7 Reasons Why Sweetwater County is Rich in American History Step Back in Time in Southwest Wyoming

A family road trip to Yellowstone and Grand Teton National Parks is among the most quintessential of American vacations. With the freedom of the open highway, the endless blue skies and the jagged mountains, abundant wildlife and extraordinary geysers at the end of the journey, it is no wonder that the trip is so popular with travelers the world over.

1. Lake Flaming Gorge

The canyons of the Green River have long enthralled explorers ranging from John Wesley Powell to modern-day outdoor adventurers. One of the most accessible and majestic stretches of this river can be found at Lake Flaming Gorge, a massive reservoir that stretches across the Utah-Wyoming border. Here, red-colored buttes and sage-dotted hills line a crystalline lake that delights boaters, anglers and campers year-round. With zero light pollution, the area is also a haven for stargazers. 

2. Historic Pioneer Trails

No other place in the United States has more miles of still-visible pioneer trails than Sweetwater County. Your pilgrimage West may be of a very different nature these days, but one glance of the Oregon, Overland or Pony Express Trails will leave an indelible mark on your journey.

3. White Mountain Petroglyphs

If you think the pioneer trails of Sweetwater County are cool, wait until you see the petroglyphs on White Mountain near Rock Springs. Here, an assortment of etchings into sandstone — created by the ancestors of the present-day Plains Indians — capture the narrative of life for Native Americans in the area some 200 years ago. 

4. The Pony Express Route

Long before FedEx, there was the Pony Express. A marvel of efficiency, this letter-carrying service had a major route passing through our county, which can be experienced at Fort Bridger Historic Park and South Pass State Historic Park.

5. The Expedition of John Wesley Powell

Before the pioneer trails brought settlers West, fearless and intrepid explorers needed to chart the territory, and John Wesley Powell took one of the most extraordinary journeys as he charted the Green and, subsequently, Colorado Rivers. Two of Powell’s endeavors down the Green River were launched from Expedition Island, a National Historic Site that you can visit in the town of Green River. 

6. The Overland Trail

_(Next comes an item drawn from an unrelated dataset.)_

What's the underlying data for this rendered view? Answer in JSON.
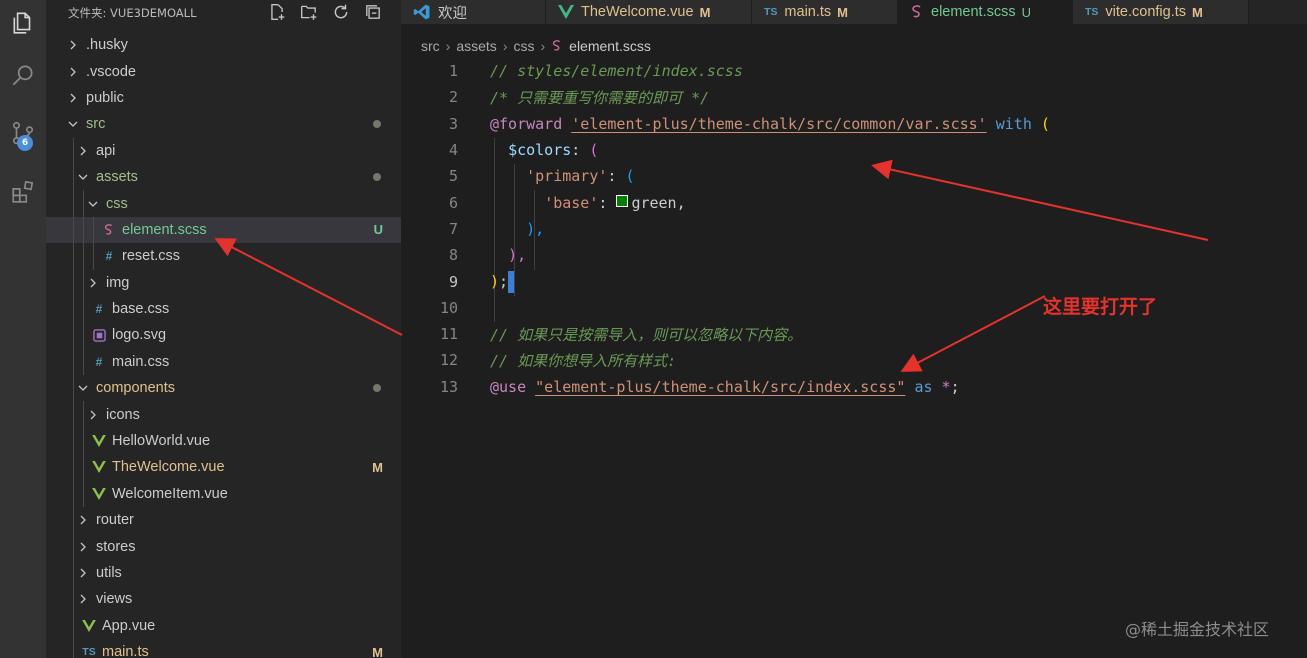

Another homesteader’s trail visible in Sweetwater County, the Overland Trail provided an alternative route to Salt Lake City and California, paving the way for significant development in those areas — particularly with the California Gold Rush.

7. Coal Mining that Powered America

Around the turn of the 20th century, there appeared to be no stopping the industrial engines of the American economy. Fueling much of this growth was coal, and Wyoming was a significant provider of this resource. In Sweetwater County, you can visit Reliance Tipple, where the remains of a coal mining town and its structures show the often-overlooked story of an industry that powered America forward.

Other Trails

While the Oregon, Pony Express and Overland trails take top billing — mostly for the sheer volume of traffic they saw during their heyday — other historic trails in Sweetwater County serve up a good dose of compelling anecdotes and thought-provoking intrigue. Learn more about the Outlaw Trail, Mormon Trail and others on our pioneer trails page.

 

Sweetwater County Travel Tools